__REQUIRED ACTION__
Line filter on the word "JSON": copy each matching line from the entries.

-- RECORDS PROVIDED follows --

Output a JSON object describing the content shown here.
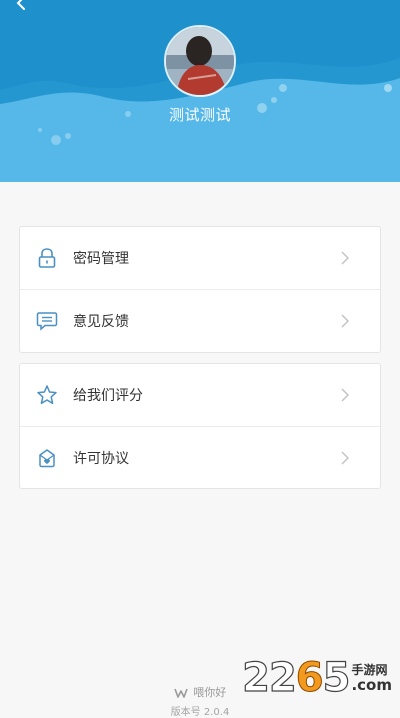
{
  "header": {
    "username": "测试测试",
    "colors": {
      "background": "#4fb3e4",
      "wave": "#2a9ad2"
    }
  },
  "menu_groups": [
    {
      "items": [
        {
          "label": "密码管理",
          "icon": "lock-icon"
        },
        {
          "label": "意见反馈",
          "icon": "message-icon"
        }
      ]
    },
    {
      "items": [
        {
          "label": "给我们评分",
          "icon": "star-icon"
        },
        {
          "label": "许可协议",
          "icon": "license-icon"
        }
      ]
    }
  ],
  "footer": {
    "brand": "喂你好",
    "version": "版本号 2.0.4"
  },
  "watermark": {
    "number": "2265",
    "site_cn": "手游网",
    "site_en": ".com"
  },
  "colors": {
    "accent": "#4a90c2",
    "text": "#333333",
    "divider": "#ececec"
  }
}
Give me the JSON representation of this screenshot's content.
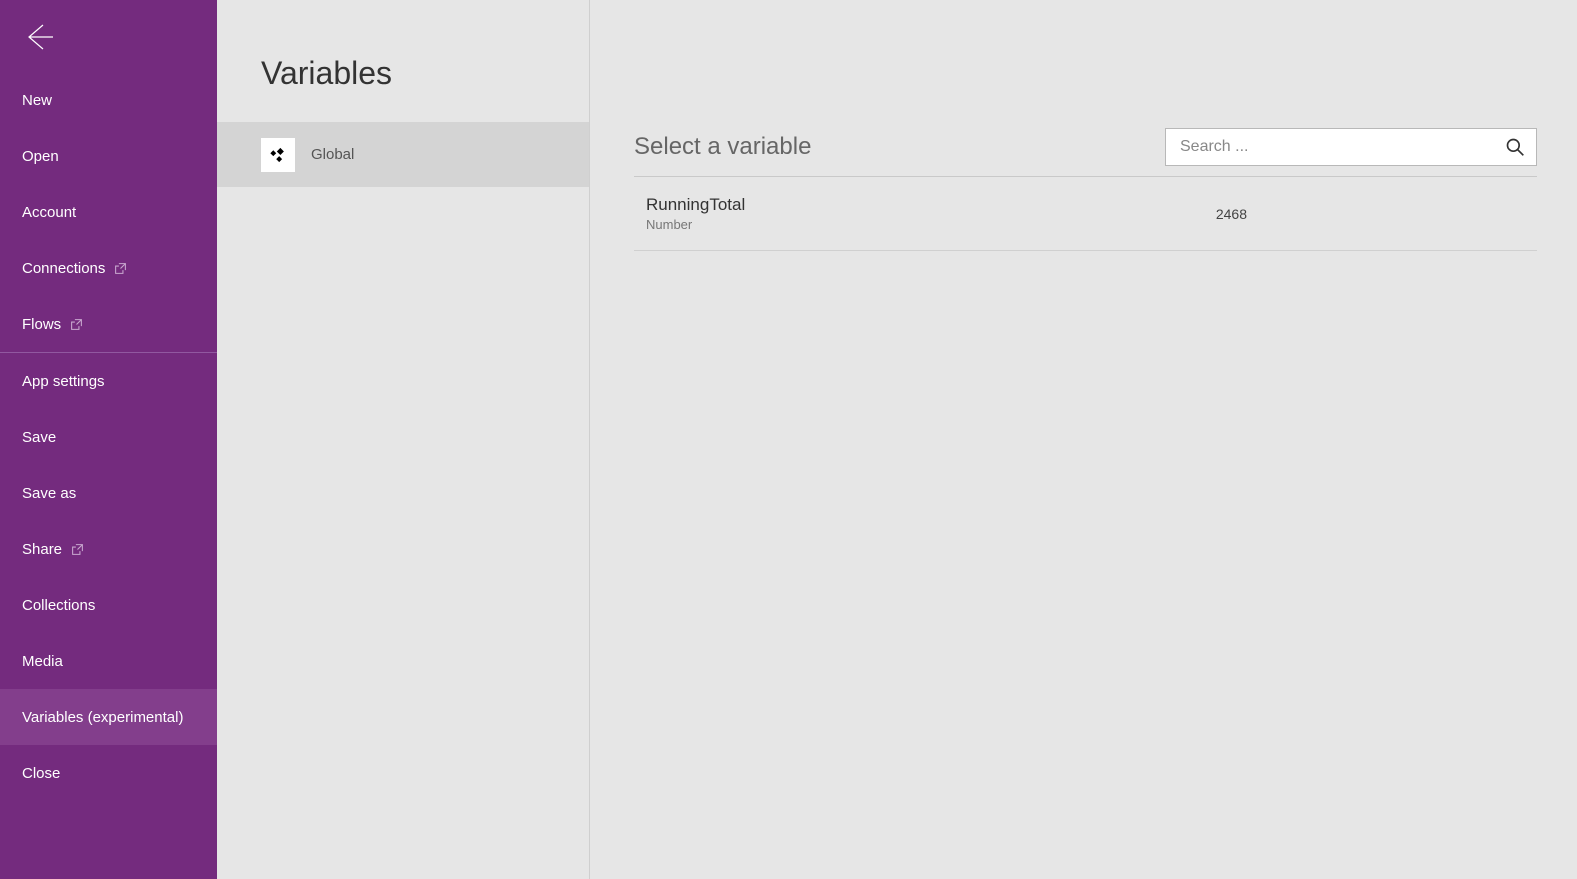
{
  "sidebar": {
    "top_items": [
      {
        "id": "new",
        "label": "New",
        "external": false,
        "active": false
      },
      {
        "id": "open",
        "label": "Open",
        "external": false,
        "active": false
      },
      {
        "id": "account",
        "label": "Account",
        "external": false,
        "active": false
      },
      {
        "id": "connections",
        "label": "Connections",
        "external": true,
        "active": false
      },
      {
        "id": "flows",
        "label": "Flows",
        "external": true,
        "active": false
      }
    ],
    "bottom_items": [
      {
        "id": "app-settings",
        "label": "App settings",
        "external": false,
        "active": false
      },
      {
        "id": "save",
        "label": "Save",
        "external": false,
        "active": false
      },
      {
        "id": "save-as",
        "label": "Save as",
        "external": false,
        "active": false
      },
      {
        "id": "share",
        "label": "Share",
        "external": true,
        "active": false
      },
      {
        "id": "collections",
        "label": "Collections",
        "external": false,
        "active": false
      },
      {
        "id": "media",
        "label": "Media",
        "external": false,
        "active": false
      },
      {
        "id": "variables-experimental",
        "label": "Variables (experimental)",
        "external": false,
        "active": true
      },
      {
        "id": "close",
        "label": "Close",
        "external": false,
        "active": false
      }
    ]
  },
  "scope": {
    "title": "Variables",
    "items": [
      {
        "id": "global",
        "label": "Global",
        "selected": true
      }
    ]
  },
  "detail": {
    "title": "Select a variable",
    "search_placeholder": "Search ...",
    "variables": [
      {
        "name": "RunningTotal",
        "type": "Number",
        "value": "2468"
      }
    ]
  }
}
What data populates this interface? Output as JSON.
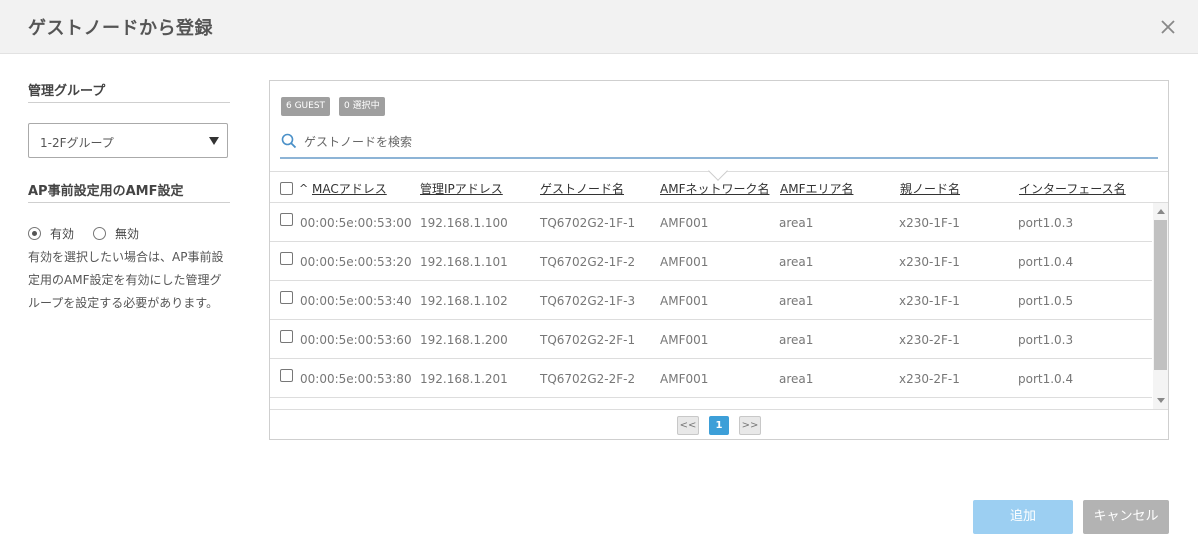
{
  "dialog": {
    "title": "ゲストノードから登録"
  },
  "left": {
    "group_label": "管理グループ",
    "group_value": "1-2Fグループ",
    "amf_label": "AP事前設定用のAMF設定",
    "radio_enabled": "有効",
    "radio_disabled": "無効",
    "selected_radio": "有効",
    "note": "有効を選択したい場合は、AP事前設定用のAMF設定を有効にした管理グループを設定する必要があります。"
  },
  "badges": {
    "guest": "6 GUEST",
    "selected": "0 選択中"
  },
  "search": {
    "placeholder": "ゲストノードを検索"
  },
  "table": {
    "sort_indicator": "^",
    "headers": [
      "MACアドレス",
      "管理IPアドレス",
      "ゲストノード名",
      "AMFネットワーク名",
      "AMFエリア名",
      "親ノード名",
      "インターフェース名"
    ],
    "rows": [
      [
        "00:00:5e:00:53:00",
        "192.168.1.100",
        "TQ6702G2-1F-1",
        "AMF001",
        "area1",
        "x230-1F-1",
        "port1.0.3"
      ],
      [
        "00:00:5e:00:53:20",
        "192.168.1.101",
        "TQ6702G2-1F-2",
        "AMF001",
        "area1",
        "x230-1F-1",
        "port1.0.4"
      ],
      [
        "00:00:5e:00:53:40",
        "192.168.1.102",
        "TQ6702G2-1F-3",
        "AMF001",
        "area1",
        "x230-1F-1",
        "port1.0.5"
      ],
      [
        "00:00:5e:00:53:60",
        "192.168.1.200",
        "TQ6702G2-2F-1",
        "AMF001",
        "area1",
        "x230-2F-1",
        "port1.0.3"
      ],
      [
        "00:00:5e:00:53:80",
        "192.168.1.201",
        "TQ6702G2-2F-2",
        "AMF001",
        "area1",
        "x230-2F-1",
        "port1.0.4"
      ]
    ]
  },
  "pager": {
    "prev": "<<",
    "current": "1",
    "next": ">>"
  },
  "buttons": {
    "add": "追加",
    "cancel": "キャンセル"
  },
  "colors": {
    "accent": "#3d9fd8",
    "add_button": "#9ccff2",
    "cancel_button": "#b3b3b3",
    "search_underline": "#8db4d6"
  },
  "icons": {
    "close": "close-icon",
    "search": "search-icon",
    "dropdown": "chevron-down-icon"
  }
}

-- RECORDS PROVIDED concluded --

__FINISHED EXERCISE__
Output a JSON object describing the content shown here.
Give me the JSON representation of this screenshot's content.
What data populates this interface? Output as JSON.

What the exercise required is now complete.